Today her weak heading was West. She could not maintain orientation at all when pointing West. Suspect different headings cause different vibration modes because of where the wind is hitting the blades. Some vibration modes cause more gyro drift than others.

Position hold was once again pretty good against actual air movement. She stayed in an actual ballpark using 1Hz GPS. After verifying bug free hovering at low altitude, commanded the autopilot to 200ft for the first daylight view from real altitude. Timelapsed the climb to altitude for Goo Tube.


HD Cam onboard autonomous copter (2 min 38 sec)
...Continue Reading
Posted by Jack Crossfire | Nov 12, 2007 @ 04:11 AM | 2,647 Views
Managed to revive the Micromag3. Looks like the PORTD interface on the PIC completely died. The only explanation is debris was pulling SS on the mag high, which caused PORTD to die trying to pull it low.

In any case, the voltage upgrade and a new IMU sampling rate of 90Hz finally got us hovering autonomously again. She even did a waypoint store + recall. Given our lack of space, it amounted to rotating 180' and flying 5 feet.

A new behavior for the waypoint switch is now installed. In waypoint store mode, store a new waypoint when autopilot is engaged and whenever operator directions happen. In waypoint recall mode, fly to the waypoint but don't store new waypoints at all.

It's only 1 waypoint, but when U only have 13 minutes of flight time, 1 is all U need.

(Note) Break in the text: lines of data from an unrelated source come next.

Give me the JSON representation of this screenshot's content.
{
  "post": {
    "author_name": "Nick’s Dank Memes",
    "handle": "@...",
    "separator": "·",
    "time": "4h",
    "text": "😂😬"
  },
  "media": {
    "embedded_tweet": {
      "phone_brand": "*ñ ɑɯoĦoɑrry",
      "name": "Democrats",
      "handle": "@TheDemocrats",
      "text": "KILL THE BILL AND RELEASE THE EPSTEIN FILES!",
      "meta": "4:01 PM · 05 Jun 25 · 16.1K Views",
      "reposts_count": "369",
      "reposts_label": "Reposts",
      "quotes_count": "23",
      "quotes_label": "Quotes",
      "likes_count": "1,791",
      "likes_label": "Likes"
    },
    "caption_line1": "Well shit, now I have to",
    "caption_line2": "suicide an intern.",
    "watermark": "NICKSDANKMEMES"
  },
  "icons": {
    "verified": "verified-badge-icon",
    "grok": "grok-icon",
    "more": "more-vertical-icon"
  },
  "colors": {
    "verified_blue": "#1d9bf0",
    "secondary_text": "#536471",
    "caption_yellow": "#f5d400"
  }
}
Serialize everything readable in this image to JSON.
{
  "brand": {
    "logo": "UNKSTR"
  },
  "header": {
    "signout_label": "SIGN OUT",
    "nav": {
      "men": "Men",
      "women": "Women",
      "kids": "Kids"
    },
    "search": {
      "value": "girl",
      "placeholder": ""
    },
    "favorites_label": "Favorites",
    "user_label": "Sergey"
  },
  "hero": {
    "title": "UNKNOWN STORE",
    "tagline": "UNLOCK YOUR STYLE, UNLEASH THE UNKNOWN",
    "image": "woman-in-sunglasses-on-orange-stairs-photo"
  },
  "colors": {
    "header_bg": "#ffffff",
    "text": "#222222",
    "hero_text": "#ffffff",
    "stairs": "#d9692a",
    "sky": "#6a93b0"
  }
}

Our biggest goal was finally achieved. She finally hovered with the HDCAM on autopilot, facing South. 7m15s of autonomous hover to be exact. There was too much vibration for any night time shooting but maybe it's good enough for a daytime attempt.

We're now using a 4 foam wheel camera mount. It's the most successful at damping vibrations of any mount.

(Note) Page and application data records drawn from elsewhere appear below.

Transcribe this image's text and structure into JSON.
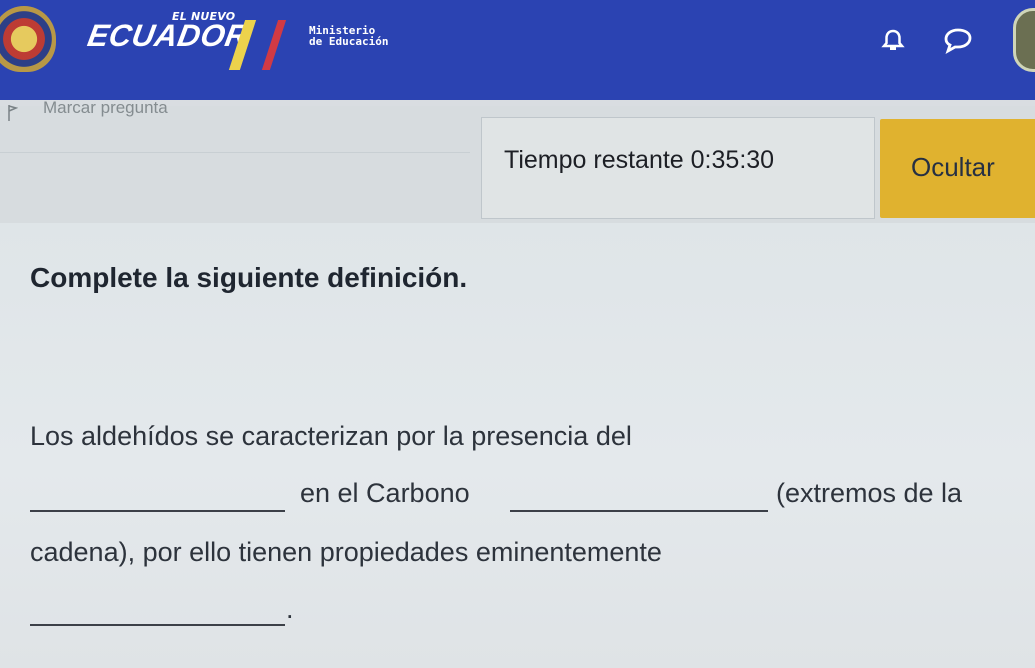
{
  "header": {
    "brand_small": "EL NUEVO",
    "brand_name": "ECUADOR",
    "ministry_line1": "Ministerio",
    "ministry_line2": "de Educación",
    "icons": [
      "crest-icon",
      "bell-icon",
      "chat-icon",
      "avatar"
    ],
    "colors": {
      "bar": "#2b43b2",
      "accent_yellow": "#ecd24c",
      "accent_red": "#d13a44"
    }
  },
  "question_bar": {
    "flag_label": "Marcar pregunta",
    "timer_label": "Tiempo restante 0:35:30",
    "hide_button": "Ocultar"
  },
  "question": {
    "title": "Complete la siguiente definición.",
    "line1": "Los aldehídos se caracterizan por la presencia del",
    "line2_middle": "en el Carbono",
    "line2_end": "(extremos de la",
    "line3": "cadena), por ello tienen propiedades eminentemente",
    "line4_end": "."
  }
}
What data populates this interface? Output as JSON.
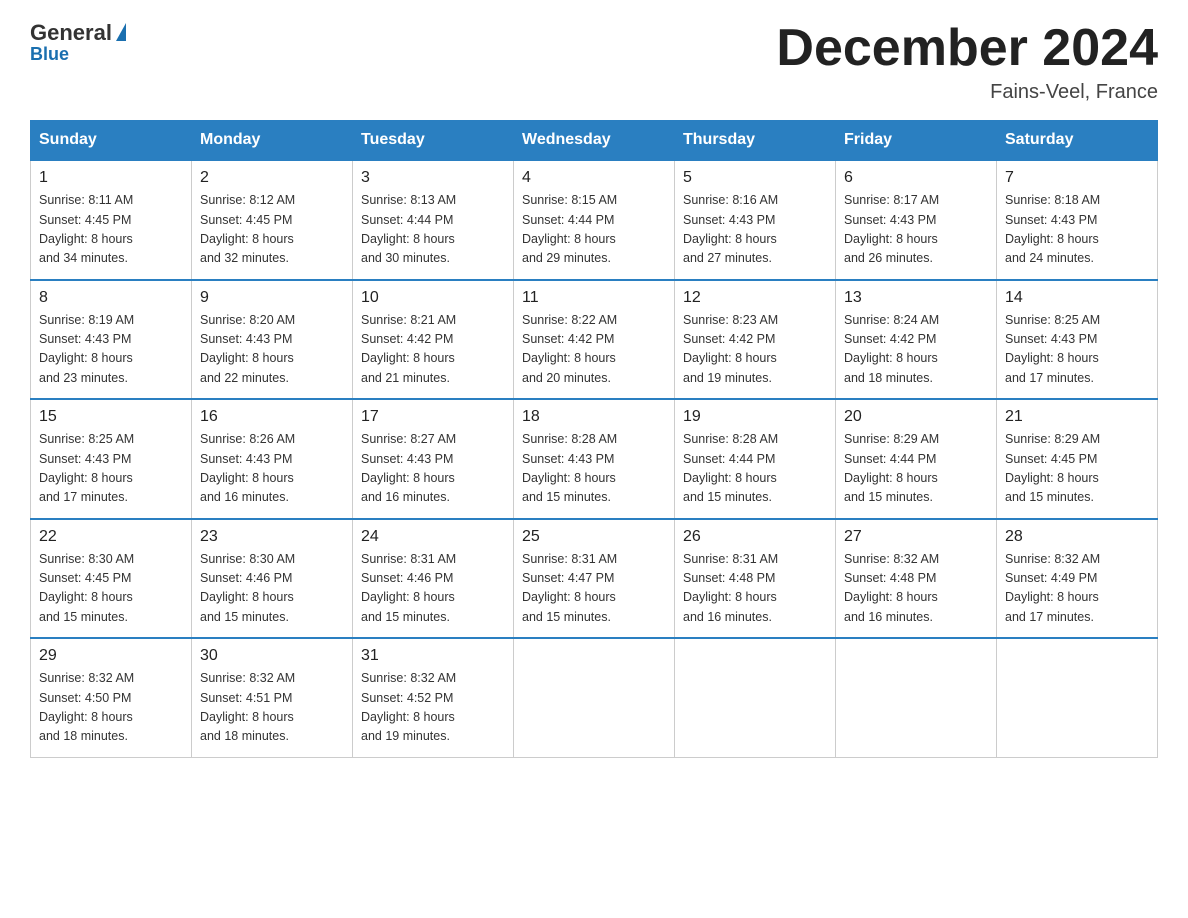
{
  "header": {
    "logo_general": "General",
    "logo_blue": "Blue",
    "month_title": "December 2024",
    "location": "Fains-Veel, France"
  },
  "weekdays": [
    "Sunday",
    "Monday",
    "Tuesday",
    "Wednesday",
    "Thursday",
    "Friday",
    "Saturday"
  ],
  "weeks": [
    [
      {
        "day": "1",
        "sunrise": "8:11 AM",
        "sunset": "4:45 PM",
        "daylight": "8 hours and 34 minutes."
      },
      {
        "day": "2",
        "sunrise": "8:12 AM",
        "sunset": "4:45 PM",
        "daylight": "8 hours and 32 minutes."
      },
      {
        "day": "3",
        "sunrise": "8:13 AM",
        "sunset": "4:44 PM",
        "daylight": "8 hours and 30 minutes."
      },
      {
        "day": "4",
        "sunrise": "8:15 AM",
        "sunset": "4:44 PM",
        "daylight": "8 hours and 29 minutes."
      },
      {
        "day": "5",
        "sunrise": "8:16 AM",
        "sunset": "4:43 PM",
        "daylight": "8 hours and 27 minutes."
      },
      {
        "day": "6",
        "sunrise": "8:17 AM",
        "sunset": "4:43 PM",
        "daylight": "8 hours and 26 minutes."
      },
      {
        "day": "7",
        "sunrise": "8:18 AM",
        "sunset": "4:43 PM",
        "daylight": "8 hours and 24 minutes."
      }
    ],
    [
      {
        "day": "8",
        "sunrise": "8:19 AM",
        "sunset": "4:43 PM",
        "daylight": "8 hours and 23 minutes."
      },
      {
        "day": "9",
        "sunrise": "8:20 AM",
        "sunset": "4:43 PM",
        "daylight": "8 hours and 22 minutes."
      },
      {
        "day": "10",
        "sunrise": "8:21 AM",
        "sunset": "4:42 PM",
        "daylight": "8 hours and 21 minutes."
      },
      {
        "day": "11",
        "sunrise": "8:22 AM",
        "sunset": "4:42 PM",
        "daylight": "8 hours and 20 minutes."
      },
      {
        "day": "12",
        "sunrise": "8:23 AM",
        "sunset": "4:42 PM",
        "daylight": "8 hours and 19 minutes."
      },
      {
        "day": "13",
        "sunrise": "8:24 AM",
        "sunset": "4:42 PM",
        "daylight": "8 hours and 18 minutes."
      },
      {
        "day": "14",
        "sunrise": "8:25 AM",
        "sunset": "4:43 PM",
        "daylight": "8 hours and 17 minutes."
      }
    ],
    [
      {
        "day": "15",
        "sunrise": "8:25 AM",
        "sunset": "4:43 PM",
        "daylight": "8 hours and 17 minutes."
      },
      {
        "day": "16",
        "sunrise": "8:26 AM",
        "sunset": "4:43 PM",
        "daylight": "8 hours and 16 minutes."
      },
      {
        "day": "17",
        "sunrise": "8:27 AM",
        "sunset": "4:43 PM",
        "daylight": "8 hours and 16 minutes."
      },
      {
        "day": "18",
        "sunrise": "8:28 AM",
        "sunset": "4:43 PM",
        "daylight": "8 hours and 15 minutes."
      },
      {
        "day": "19",
        "sunrise": "8:28 AM",
        "sunset": "4:44 PM",
        "daylight": "8 hours and 15 minutes."
      },
      {
        "day": "20",
        "sunrise": "8:29 AM",
        "sunset": "4:44 PM",
        "daylight": "8 hours and 15 minutes."
      },
      {
        "day": "21",
        "sunrise": "8:29 AM",
        "sunset": "4:45 PM",
        "daylight": "8 hours and 15 minutes."
      }
    ],
    [
      {
        "day": "22",
        "sunrise": "8:30 AM",
        "sunset": "4:45 PM",
        "daylight": "8 hours and 15 minutes."
      },
      {
        "day": "23",
        "sunrise": "8:30 AM",
        "sunset": "4:46 PM",
        "daylight": "8 hours and 15 minutes."
      },
      {
        "day": "24",
        "sunrise": "8:31 AM",
        "sunset": "4:46 PM",
        "daylight": "8 hours and 15 minutes."
      },
      {
        "day": "25",
        "sunrise": "8:31 AM",
        "sunset": "4:47 PM",
        "daylight": "8 hours and 15 minutes."
      },
      {
        "day": "26",
        "sunrise": "8:31 AM",
        "sunset": "4:48 PM",
        "daylight": "8 hours and 16 minutes."
      },
      {
        "day": "27",
        "sunrise": "8:32 AM",
        "sunset": "4:48 PM",
        "daylight": "8 hours and 16 minutes."
      },
      {
        "day": "28",
        "sunrise": "8:32 AM",
        "sunset": "4:49 PM",
        "daylight": "8 hours and 17 minutes."
      }
    ],
    [
      {
        "day": "29",
        "sunrise": "8:32 AM",
        "sunset": "4:50 PM",
        "daylight": "8 hours and 18 minutes."
      },
      {
        "day": "30",
        "sunrise": "8:32 AM",
        "sunset": "4:51 PM",
        "daylight": "8 hours and 18 minutes."
      },
      {
        "day": "31",
        "sunrise": "8:32 AM",
        "sunset": "4:52 PM",
        "daylight": "8 hours and 19 minutes."
      },
      null,
      null,
      null,
      null
    ]
  ]
}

Unfortunately she didn't do so well in an operator directed turn.

Successful autonomous hover with Canon TX1 (0 min 40 sec)